§ **Exercise aim**
For each line below that contains the word "duration", return that line.

§ **Data**
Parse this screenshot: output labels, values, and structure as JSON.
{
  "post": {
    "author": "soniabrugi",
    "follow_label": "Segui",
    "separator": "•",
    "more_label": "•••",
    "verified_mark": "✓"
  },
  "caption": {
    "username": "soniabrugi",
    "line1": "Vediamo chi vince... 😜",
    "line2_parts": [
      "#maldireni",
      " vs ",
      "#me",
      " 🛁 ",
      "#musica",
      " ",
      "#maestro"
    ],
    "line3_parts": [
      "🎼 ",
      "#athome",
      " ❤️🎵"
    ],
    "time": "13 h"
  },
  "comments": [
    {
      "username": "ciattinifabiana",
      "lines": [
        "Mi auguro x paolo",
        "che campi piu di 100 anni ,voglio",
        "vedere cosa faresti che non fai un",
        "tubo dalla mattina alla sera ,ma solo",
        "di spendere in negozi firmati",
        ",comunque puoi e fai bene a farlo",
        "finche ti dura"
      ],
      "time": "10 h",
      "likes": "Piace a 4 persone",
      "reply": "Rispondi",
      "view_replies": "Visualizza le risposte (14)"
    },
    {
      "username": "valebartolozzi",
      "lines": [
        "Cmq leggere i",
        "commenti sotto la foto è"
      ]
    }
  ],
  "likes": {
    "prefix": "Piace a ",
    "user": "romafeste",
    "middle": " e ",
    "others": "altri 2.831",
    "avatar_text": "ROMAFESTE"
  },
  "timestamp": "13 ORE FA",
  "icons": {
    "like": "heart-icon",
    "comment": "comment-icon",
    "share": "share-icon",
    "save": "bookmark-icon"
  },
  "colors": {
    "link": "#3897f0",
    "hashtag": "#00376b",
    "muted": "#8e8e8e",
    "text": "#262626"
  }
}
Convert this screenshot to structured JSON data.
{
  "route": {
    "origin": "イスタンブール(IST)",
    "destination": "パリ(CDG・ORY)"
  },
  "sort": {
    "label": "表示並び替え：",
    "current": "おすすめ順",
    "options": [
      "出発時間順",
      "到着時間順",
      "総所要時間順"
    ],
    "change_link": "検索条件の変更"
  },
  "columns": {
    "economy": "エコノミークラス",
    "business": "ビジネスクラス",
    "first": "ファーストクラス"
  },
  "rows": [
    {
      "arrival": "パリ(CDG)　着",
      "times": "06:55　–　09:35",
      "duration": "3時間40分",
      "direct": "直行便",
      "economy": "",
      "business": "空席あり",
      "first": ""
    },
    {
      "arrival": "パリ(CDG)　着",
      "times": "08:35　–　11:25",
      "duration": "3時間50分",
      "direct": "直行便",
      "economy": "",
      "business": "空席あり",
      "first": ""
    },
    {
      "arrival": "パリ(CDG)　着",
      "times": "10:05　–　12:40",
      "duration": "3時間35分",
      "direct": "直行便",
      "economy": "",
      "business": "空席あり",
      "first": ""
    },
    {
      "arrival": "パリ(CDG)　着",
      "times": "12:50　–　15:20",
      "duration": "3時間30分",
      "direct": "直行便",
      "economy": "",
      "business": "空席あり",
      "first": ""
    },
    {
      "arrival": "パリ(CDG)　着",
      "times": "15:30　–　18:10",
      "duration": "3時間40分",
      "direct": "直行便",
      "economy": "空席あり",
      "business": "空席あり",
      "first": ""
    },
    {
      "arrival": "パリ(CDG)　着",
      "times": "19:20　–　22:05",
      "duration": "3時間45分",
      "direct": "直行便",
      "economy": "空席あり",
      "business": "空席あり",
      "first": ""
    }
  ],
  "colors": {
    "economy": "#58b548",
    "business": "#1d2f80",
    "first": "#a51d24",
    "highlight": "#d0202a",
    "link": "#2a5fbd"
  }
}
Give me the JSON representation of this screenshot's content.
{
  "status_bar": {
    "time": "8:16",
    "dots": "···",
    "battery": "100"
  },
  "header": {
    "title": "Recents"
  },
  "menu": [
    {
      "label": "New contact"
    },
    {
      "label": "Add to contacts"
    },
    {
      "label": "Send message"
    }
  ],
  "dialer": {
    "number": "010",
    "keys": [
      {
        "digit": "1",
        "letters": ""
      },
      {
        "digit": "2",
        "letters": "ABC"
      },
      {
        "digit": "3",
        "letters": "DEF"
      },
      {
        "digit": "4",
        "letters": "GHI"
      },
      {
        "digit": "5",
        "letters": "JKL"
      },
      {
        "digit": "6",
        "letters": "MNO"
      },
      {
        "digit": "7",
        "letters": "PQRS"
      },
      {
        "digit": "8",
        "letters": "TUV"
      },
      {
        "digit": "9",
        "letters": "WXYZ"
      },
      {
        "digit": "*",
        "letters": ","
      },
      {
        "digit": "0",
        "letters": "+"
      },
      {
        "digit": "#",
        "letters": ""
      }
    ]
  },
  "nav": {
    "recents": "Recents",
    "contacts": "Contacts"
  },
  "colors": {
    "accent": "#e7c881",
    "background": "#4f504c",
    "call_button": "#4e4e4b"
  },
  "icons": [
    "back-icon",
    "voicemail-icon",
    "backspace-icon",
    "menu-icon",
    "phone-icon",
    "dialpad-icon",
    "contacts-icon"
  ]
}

§ **Written reply**
      "duration": "3時間40分",
      "duration": "3時間50分",
      "duration": "3時間35分",
      "duration": "3時間30分",
      "duration": "3時間40分",
      "duration": "3時間45分",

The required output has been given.